We never actually had a deal on the table. [Owner and legendary producer] Rick Rubin was a big fan back then and things certainly could have been different. Capitol Records tried to sign us for two albums. When we were finally free agents, [after leaving Combat/Relativity] and we did sign with Capitol, everyone who had fought for the band were gone. We no longer had an ally there. Rick Rubin was going nowhere in the world of Def American, so if he was an ally then, he would have seen us through the recording process. That would have been a positive for sure. But shit happens and I don’t really give any thought to what I should have, or could have, done. You do learn from your mistakes and I try not to repeat any of them.

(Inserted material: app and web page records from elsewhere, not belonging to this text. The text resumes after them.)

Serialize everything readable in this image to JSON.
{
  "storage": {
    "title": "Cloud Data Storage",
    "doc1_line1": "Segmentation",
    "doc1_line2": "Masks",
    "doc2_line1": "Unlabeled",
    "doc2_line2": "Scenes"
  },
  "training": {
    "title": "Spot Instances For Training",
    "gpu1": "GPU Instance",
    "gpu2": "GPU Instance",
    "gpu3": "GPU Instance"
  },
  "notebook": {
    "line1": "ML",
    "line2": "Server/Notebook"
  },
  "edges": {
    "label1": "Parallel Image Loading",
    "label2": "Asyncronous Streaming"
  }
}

At the time, there was also label interest from Sire. We could have been label mates with Madonna. [Laughs]. That the label was known more for alternative might have been a good pairing for us – at the same time, I don’t think anyone there would have understood our music. By the time we recorded for Capitol, no one there understood the music. Although they did have Megadeth, we were 20 times more gnarly and abrasive than them.
And now there are labels like Nuclear Blast, but the recording industry isn’t what it once was.
In a way, that is good. It gives a lot of control back to the musicians.
On the other hand, there is no longer a budget to fly dopey music journalists like me out to California to speak with you in person. We are conversing on the phone. [Laughs]
Those days are gone. I do miss the days [of press junkets]… and I’m old enough to remember what print magazines were.
How do you think the shakeup of vocalists, including Paul Baloff, Steve “Zetro” Souza and Rob Dukes, affected the band?
Yes, we have had a lot of shakeups… more than most bands. There are other bands out there like Napalm Death who continue with no original members. And they are still totally awesome. All of the Exodus vocalists are a part of the family and all have their firm branches in the Exodus tree. I am proud of what we did with all of them.
I never knew that Testament and Exodus have been so close. I always figured there was acrimony after Steve Zetro Souza left the band [the called Legacy] to join Exodus.
I am sure there was acrimony of there part [when Zetro left]. We took their singer! But everything worked out for them as well. They have Chuck Billy come into their ranks and he has become a legendary frontman.
EXODUS’ TOUR COMES TO STARLAND BALLROOM IN APRIL 2022. FOR MORE TOUR DATES, TICKETS, AND INFORMATION ABOUT THE BAND’S LATEST WORK, CHECK OUT THEIR WEBSITE!